About two months ago, I posted a short video about improving the overhead squat - somehow I thought my "insight" into external rotation and lat involvement with the exercise was something special. Watching Master RKC Mark Reifkind's video Lats: The Super Muscle, I am once again reminded of the humble "beginner's mind", as I usually am when I listen to great teachers. Rif covers everything I wanted to say in Squat Rx #22 about extension, spiral tension, and so much more.

Rif begins his presentation with a rundown of latissimus dorsi anatomy and function and follows that up with many drills and exercises that engage the lats and encourage strong and healthy movement. It is a solid hour and a half of knowledge that will help you swing better, press more strongly, and improve shoulder health, t-spine mobility, and hip function - and all that from a four letter word for a powerhouse of a muscle.

Honestly, when I heard the title, I thought "Huh? Super Lats? Has Rif gone all bodybuilder on us?" I didn't think there would be a whole lot of new material for me to chew on. I could not have been more wrong! I was not a believer before, but I am now. If you've ever, ever wondered why the lats help your press, this DVD will lay your questions to rest. If Jeff O'Connor's warning that "the ears are shoulder poison" ever had you scratching your head, this DVD will end the itch. If you ever wanted to know why your lats are sore after doing a lot of push-ups, look no further - Rif has the answers.

At $29.95, "Lats" is an absolute bargain. It is available from Dave and Laree Draper's website at

Sunday, October 3, 2010

Blogs Of Note III

The Gubernatrix is a very interesting blog about the strength game told from a lady's perspective - very refreshing in an often-too-testosterone-laden field. Well written and insightful, her latest post is about The Benefits Of Walking - something most Americans need to spend A LOT MORE time doing...

Mark Reifkind's Blog - Master RKC Rif has been at the strength game for a long time and his blog often covers the topics of mobility, powerlifting, and, of course, kettlebells. He'll also will throw out deep thoughts like this one - You Have To Be Ready To Grab It from time to time, which serve to smack you awake from your foolish training practices. His recent DVD, Lats: The Super Muscle is absolutely fantastic - a must-have for hard-style kettlebell enthusiasts (and probably everyone else for that matter). I will be posting a review later this week.

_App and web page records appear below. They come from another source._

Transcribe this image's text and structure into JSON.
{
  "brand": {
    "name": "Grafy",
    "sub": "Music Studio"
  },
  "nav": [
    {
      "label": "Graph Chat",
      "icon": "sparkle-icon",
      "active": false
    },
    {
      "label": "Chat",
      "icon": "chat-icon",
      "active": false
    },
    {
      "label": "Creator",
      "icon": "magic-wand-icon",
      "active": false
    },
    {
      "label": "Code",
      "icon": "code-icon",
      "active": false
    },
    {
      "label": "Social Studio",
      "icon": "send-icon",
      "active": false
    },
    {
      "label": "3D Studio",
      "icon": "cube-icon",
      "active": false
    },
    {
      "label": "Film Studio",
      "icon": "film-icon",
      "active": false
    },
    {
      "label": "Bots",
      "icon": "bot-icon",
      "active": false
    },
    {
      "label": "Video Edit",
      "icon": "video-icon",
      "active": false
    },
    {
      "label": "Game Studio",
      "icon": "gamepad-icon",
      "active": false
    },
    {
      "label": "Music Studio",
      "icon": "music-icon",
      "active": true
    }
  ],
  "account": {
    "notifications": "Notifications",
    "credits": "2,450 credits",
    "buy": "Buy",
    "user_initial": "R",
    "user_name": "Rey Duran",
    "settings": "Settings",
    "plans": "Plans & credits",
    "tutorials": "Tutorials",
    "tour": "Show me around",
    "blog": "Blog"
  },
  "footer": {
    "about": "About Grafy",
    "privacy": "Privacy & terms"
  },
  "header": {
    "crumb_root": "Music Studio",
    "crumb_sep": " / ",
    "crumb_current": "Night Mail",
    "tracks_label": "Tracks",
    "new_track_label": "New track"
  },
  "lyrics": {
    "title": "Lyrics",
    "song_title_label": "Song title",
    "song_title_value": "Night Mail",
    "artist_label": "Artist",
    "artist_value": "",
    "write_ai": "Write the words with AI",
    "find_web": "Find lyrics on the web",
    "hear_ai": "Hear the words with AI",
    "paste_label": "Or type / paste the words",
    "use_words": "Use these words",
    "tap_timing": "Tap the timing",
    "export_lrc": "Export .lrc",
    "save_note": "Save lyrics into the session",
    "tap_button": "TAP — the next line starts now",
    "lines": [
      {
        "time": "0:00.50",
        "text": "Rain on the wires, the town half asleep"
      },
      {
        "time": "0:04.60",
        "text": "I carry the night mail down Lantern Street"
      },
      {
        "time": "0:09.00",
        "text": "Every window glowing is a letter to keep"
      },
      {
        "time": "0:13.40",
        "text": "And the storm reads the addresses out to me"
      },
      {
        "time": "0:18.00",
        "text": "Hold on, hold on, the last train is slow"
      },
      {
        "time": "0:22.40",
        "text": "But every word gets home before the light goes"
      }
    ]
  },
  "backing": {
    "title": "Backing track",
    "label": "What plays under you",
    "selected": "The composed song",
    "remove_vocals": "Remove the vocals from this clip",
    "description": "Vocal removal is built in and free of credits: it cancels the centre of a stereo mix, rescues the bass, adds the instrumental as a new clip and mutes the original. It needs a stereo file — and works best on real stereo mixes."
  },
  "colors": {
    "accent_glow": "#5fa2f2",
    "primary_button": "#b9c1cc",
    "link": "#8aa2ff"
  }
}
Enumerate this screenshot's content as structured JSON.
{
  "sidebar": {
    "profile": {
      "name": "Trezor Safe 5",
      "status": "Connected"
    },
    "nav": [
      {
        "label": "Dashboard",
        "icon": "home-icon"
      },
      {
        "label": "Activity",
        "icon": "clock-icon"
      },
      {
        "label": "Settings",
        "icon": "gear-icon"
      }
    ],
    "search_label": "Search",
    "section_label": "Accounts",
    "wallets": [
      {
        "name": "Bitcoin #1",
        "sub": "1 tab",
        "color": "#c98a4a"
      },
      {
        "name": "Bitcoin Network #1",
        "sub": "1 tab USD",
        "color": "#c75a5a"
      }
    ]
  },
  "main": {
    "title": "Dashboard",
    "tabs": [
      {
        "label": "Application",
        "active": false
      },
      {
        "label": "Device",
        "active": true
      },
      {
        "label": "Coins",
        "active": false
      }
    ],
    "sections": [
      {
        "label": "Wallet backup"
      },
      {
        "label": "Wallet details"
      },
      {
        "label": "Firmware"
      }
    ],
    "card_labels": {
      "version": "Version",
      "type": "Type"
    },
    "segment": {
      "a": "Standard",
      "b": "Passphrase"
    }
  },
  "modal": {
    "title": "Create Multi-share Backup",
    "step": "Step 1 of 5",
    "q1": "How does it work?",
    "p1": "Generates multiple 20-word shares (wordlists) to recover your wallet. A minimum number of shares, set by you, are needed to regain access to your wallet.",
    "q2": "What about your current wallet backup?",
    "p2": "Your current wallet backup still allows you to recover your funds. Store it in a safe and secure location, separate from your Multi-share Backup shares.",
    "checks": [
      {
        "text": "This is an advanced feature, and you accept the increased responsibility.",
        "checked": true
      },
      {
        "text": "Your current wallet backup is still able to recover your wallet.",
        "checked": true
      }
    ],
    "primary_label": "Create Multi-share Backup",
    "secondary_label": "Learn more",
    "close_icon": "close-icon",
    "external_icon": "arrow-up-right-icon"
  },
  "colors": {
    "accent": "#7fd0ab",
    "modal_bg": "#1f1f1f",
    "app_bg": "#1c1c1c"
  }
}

Bret Contreras, "the glute guy", keeps a popular blog with many thought provoking gems. Often, he'll make a post with over 50 links to interesting blogs, articles, and sites! He's passionate about glutes and S&C and it shows in his blog. Here is his latest Good Reads For The Week post.